The workers filed the class action in 2014, alleging a variety of wage and hour violations by defendant the Edward J. Smith and Valerie S. Smith Family Limited Partnership (“Smith”), which owns and operates five restaurants in California under a franchise agreement with McDonald’s. Plaintiffs also sued McDonald’s on direct and vicarious liability grounds.
McDonald’s moved for summary judgment on the grounds that it was not a joint employer. The Court granted summary judgment on plaintiffs’ direct liability theories, finding that McDonald’s is not directly liable as a joint employer with the Smiths, but denied it on the issue of whether McDonald’s may be liable on an ostensible agency basis. Ostensible agency exists where (1) the person dealing with the agent does so with reasonable belief in the agent’s authority; (2) that belief is “generated by some act or neglect of the principal sought to be charged,” and (3) the relying party is not negligent. Kaplan v. Coldwell Banker Residential Affiliates, Inc., 59 Cal. App. 4th 741, 747 (1997).
Plaintiffs then settled with the Smiths, leaving the McDonald’s entities as the last standing defendants.
Plaintiffs moved for certification of a class to pursue claims for: (1) miscalculated wages; (2) overtime; (3) meals and rest breaks; (4) maintenance of uniforms; (5) wage statements; and (6) related derivative claims.
Ostensible Agency Not A Bar To Class Certification
McDonald’s argued that allegations of ostensible agency are incapable of being resolved on a classwide basis because they involve individualized questions of personal belief and reasonable reliance on an agency relationship.

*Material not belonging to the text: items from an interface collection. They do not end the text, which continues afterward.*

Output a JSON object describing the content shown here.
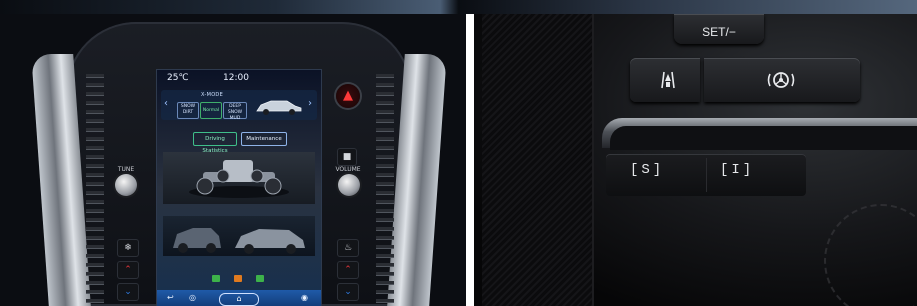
{
  "left_photo": {
    "screen": {
      "temperature": "25℃",
      "clock": "12:00",
      "drive_mode_logo": "X-MODE",
      "modes": [
        "SNOW DIRT",
        "Normal",
        "DEEP SNOW MUD"
      ],
      "tabs": [
        "Driving Statistics",
        "Maintenance"
      ],
      "dock_icons": [
        "back-icon",
        "camera-icon",
        "home-icon",
        "person-icon"
      ]
    },
    "controls": {
      "tune_knob_label": "TUNE",
      "volume_knob_label": "VOLUME",
      "hazard_icon": "hazard-icon",
      "climate_buttons_left": [
        "fan-icon",
        "temp-up-icon",
        "temp-down-icon"
      ],
      "climate_buttons_right": [
        "defrost-icon",
        "temp-up-icon",
        "temp-down-icon"
      ]
    },
    "colors": {
      "screen_blue": "#1f5aa8",
      "accent_green": "#3fbf8a",
      "hazard_red": "#ff3a3a"
    }
  },
  "right_photo": {
    "set_button_label": "SET/−",
    "lane_keep_icon": "lane-keep-icon",
    "adaptive_cruise_icon": "adaptive-cruise-icon",
    "s_button_label": "[S]",
    "i_button_label": "[I]"
  }
}
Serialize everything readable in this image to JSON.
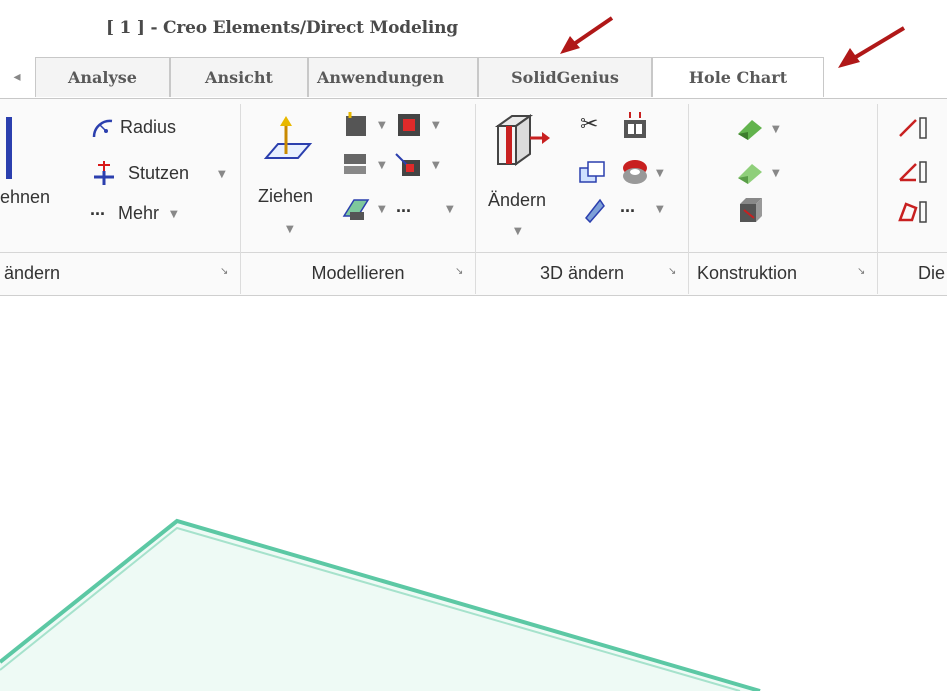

The court disagreed, holding that ostensible agency does not demand unique or alternative treatment, and “certainly does not stand entirely outside Rule 23 as impossible to adjudicate on a classwide basis.”